§ **Your goal**
Return every entry below word for word and leave out any picture.

§ **Information**
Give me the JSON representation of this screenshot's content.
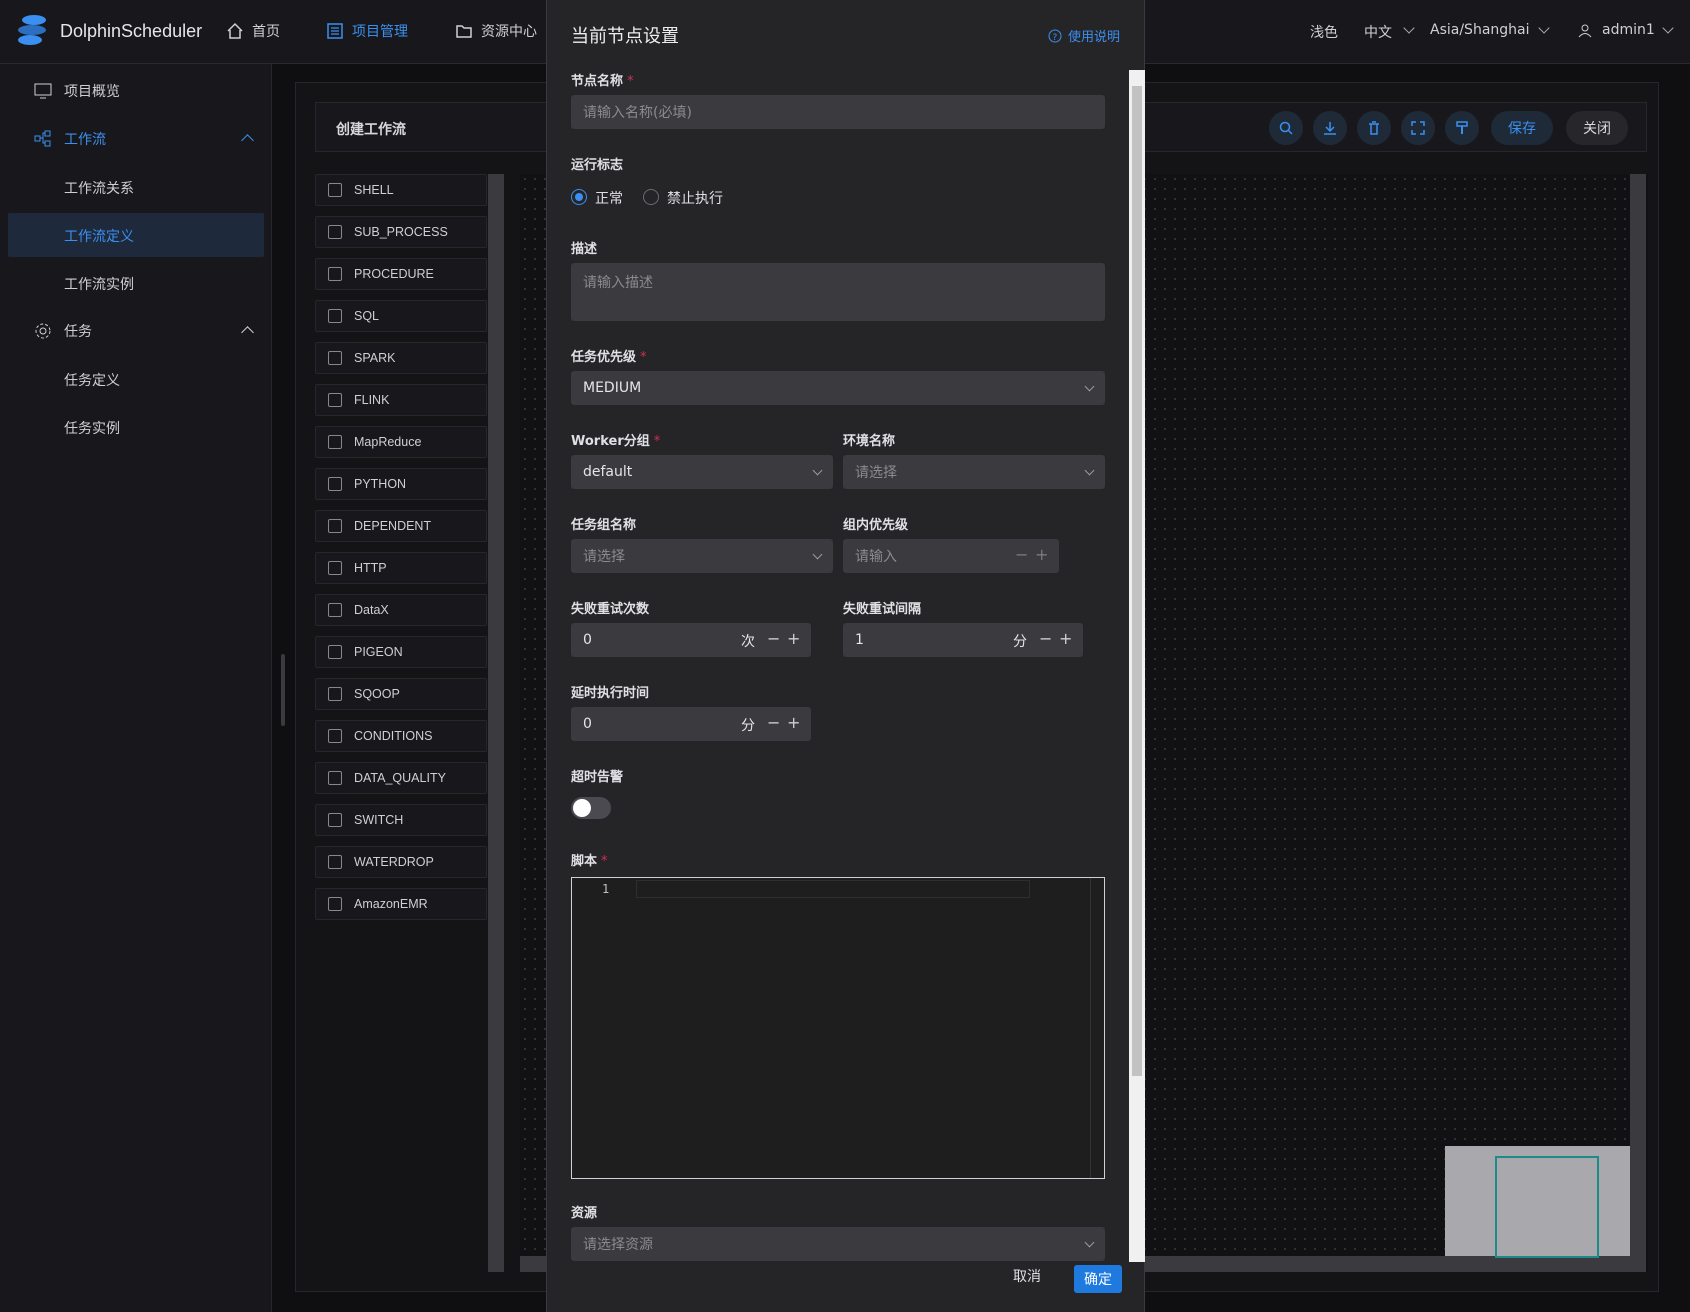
{
  "app": {
    "name": "DolphinScheduler"
  },
  "topnav": [
    {
      "label": "首页",
      "icon": "home-icon"
    },
    {
      "label": "项目管理",
      "icon": "project-icon",
      "active": true
    },
    {
      "label": "资源中心",
      "icon": "folder-icon"
    }
  ],
  "header_right": {
    "theme": "浅色",
    "language": "中文",
    "timezone": "Asia/Shanghai",
    "user": "admin1"
  },
  "sidebar": {
    "overview": "项目概览",
    "workflow": "工作流",
    "workflow_items": [
      "工作流关系",
      "工作流定义",
      "工作流实例"
    ],
    "task": "任务",
    "task_items": [
      "任务定义",
      "任务实例"
    ]
  },
  "toolbar": {
    "title": "创建工作流",
    "save": "保存",
    "close": "关闭"
  },
  "task_types": [
    "SHELL",
    "SUB_PROCESS",
    "PROCEDURE",
    "SQL",
    "SPARK",
    "FLINK",
    "MapReduce",
    "PYTHON",
    "DEPENDENT",
    "HTTP",
    "DataX",
    "PIGEON",
    "SQOOP",
    "CONDITIONS",
    "DATA_QUALITY",
    "SWITCH",
    "WATERDROP",
    "AmazonEMR"
  ],
  "drawer": {
    "title": "当前节点设置",
    "help": "使用说明",
    "node_name": {
      "label": "节点名称",
      "placeholder": "请输入名称(必填)"
    },
    "run_flag": {
      "label": "运行标志",
      "options": [
        "正常",
        "禁止执行"
      ],
      "selected": "正常"
    },
    "description": {
      "label": "描述",
      "placeholder": "请输入描述"
    },
    "priority": {
      "label": "任务优先级",
      "value": "MEDIUM"
    },
    "worker_group": {
      "label": "Worker分组",
      "value": "default"
    },
    "environment": {
      "label": "环境名称",
      "placeholder": "请选择"
    },
    "task_group": {
      "label": "任务组名称",
      "placeholder": "请选择"
    },
    "group_priority": {
      "label": "组内优先级",
      "placeholder": "请输入"
    },
    "retry_times": {
      "label": "失败重试次数",
      "value": "0",
      "unit": "次"
    },
    "retry_interval": {
      "label": "失败重试间隔",
      "value": "1",
      "unit": "分"
    },
    "delay_time": {
      "label": "延时执行时间",
      "value": "0",
      "unit": "分"
    },
    "timeout_alarm": {
      "label": "超时告警",
      "enabled": false
    },
    "script": {
      "label": "脚本",
      "line_number": "1"
    },
    "resource": {
      "label": "资源",
      "placeholder": "请选择资源"
    },
    "cancel": "取消",
    "confirm": "确定"
  },
  "colors": {
    "accent": "#3b8ff0",
    "required": "#d03050",
    "confirm": "#1f7ae0"
  }
}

§ **Your solution**
Give me the JSON representation of this screenshot's content.
{
  "app": {
    "name": "DolphinScheduler"
  },
  "topnav": [
    {
      "label": "首页",
      "icon": "home-icon"
    },
    {
      "label": "项目管理",
      "icon": "project-icon",
      "active": true
    },
    {
      "label": "资源中心",
      "icon": "folder-icon"
    }
  ],
  "header_right": {
    "theme": "浅色",
    "language": "中文",
    "timezone": "Asia/Shanghai",
    "user": "admin1"
  },
  "sidebar": {
    "overview": "项目概览",
    "workflow": "工作流",
    "workflow_items": [
      "工作流关系",
      "工作流定义",
      "工作流实例"
    ],
    "task": "任务",
    "task_items": [
      "任务定义",
      "任务实例"
    ]
  },
  "toolbar": {
    "title": "创建工作流",
    "save": "保存",
    "close": "关闭"
  },
  "task_types": [
    "SHELL",
    "SUB_PROCESS",
    "PROCEDURE",
    "SQL",
    "SPARK",
    "FLINK",
    "MapReduce",
    "PYTHON",
    "DEPENDENT",
    "HTTP",
    "DataX",
    "PIGEON",
    "SQOOP",
    "CONDITIONS",
    "DATA_QUALITY",
    "SWITCH",
    "WATERDROP",
    "AmazonEMR"
  ],
  "drawer": {
    "title": "当前节点设置",
    "help": "使用说明",
    "node_name": {
      "label": "节点名称",
      "placeholder": "请输入名称(必填)"
    },
    "run_flag": {
      "label": "运行标志",
      "options": [
        "正常",
        "禁止执行"
      ],
      "selected": "正常"
    },
    "description": {
      "label": "描述",
      "placeholder": "请输入描述"
    },
    "priority": {
      "label": "任务优先级",
      "value": "MEDIUM"
    },
    "worker_group": {
      "label": "Worker分组",
      "value": "default"
    },
    "environment": {
      "label": "环境名称",
      "placeholder": "请选择"
    },
    "task_group": {
      "label": "任务组名称",
      "placeholder": "请选择"
    },
    "group_priority": {
      "label": "组内优先级",
      "placeholder": "请输入"
    },
    "retry_times": {
      "label": "失败重试次数",
      "value": "0",
      "unit": "次"
    },
    "retry_interval": {
      "label": "失败重试间隔",
      "value": "1",
      "unit": "分"
    },
    "delay_time": {
      "label": "延时执行时间",
      "value": "0",
      "unit": "分"
    },
    "timeout_alarm": {
      "label": "超时告警",
      "enabled": false
    },
    "script": {
      "label": "脚本",
      "line_number": "1"
    },
    "resource": {
      "label": "资源",
      "placeholder": "请选择资源"
    },
    "cancel": "取消",
    "confirm": "确定"
  },
  "colors": {
    "accent": "#3b8ff0",
    "required": "#d03050",
    "confirm": "#1f7ae0"
  }
}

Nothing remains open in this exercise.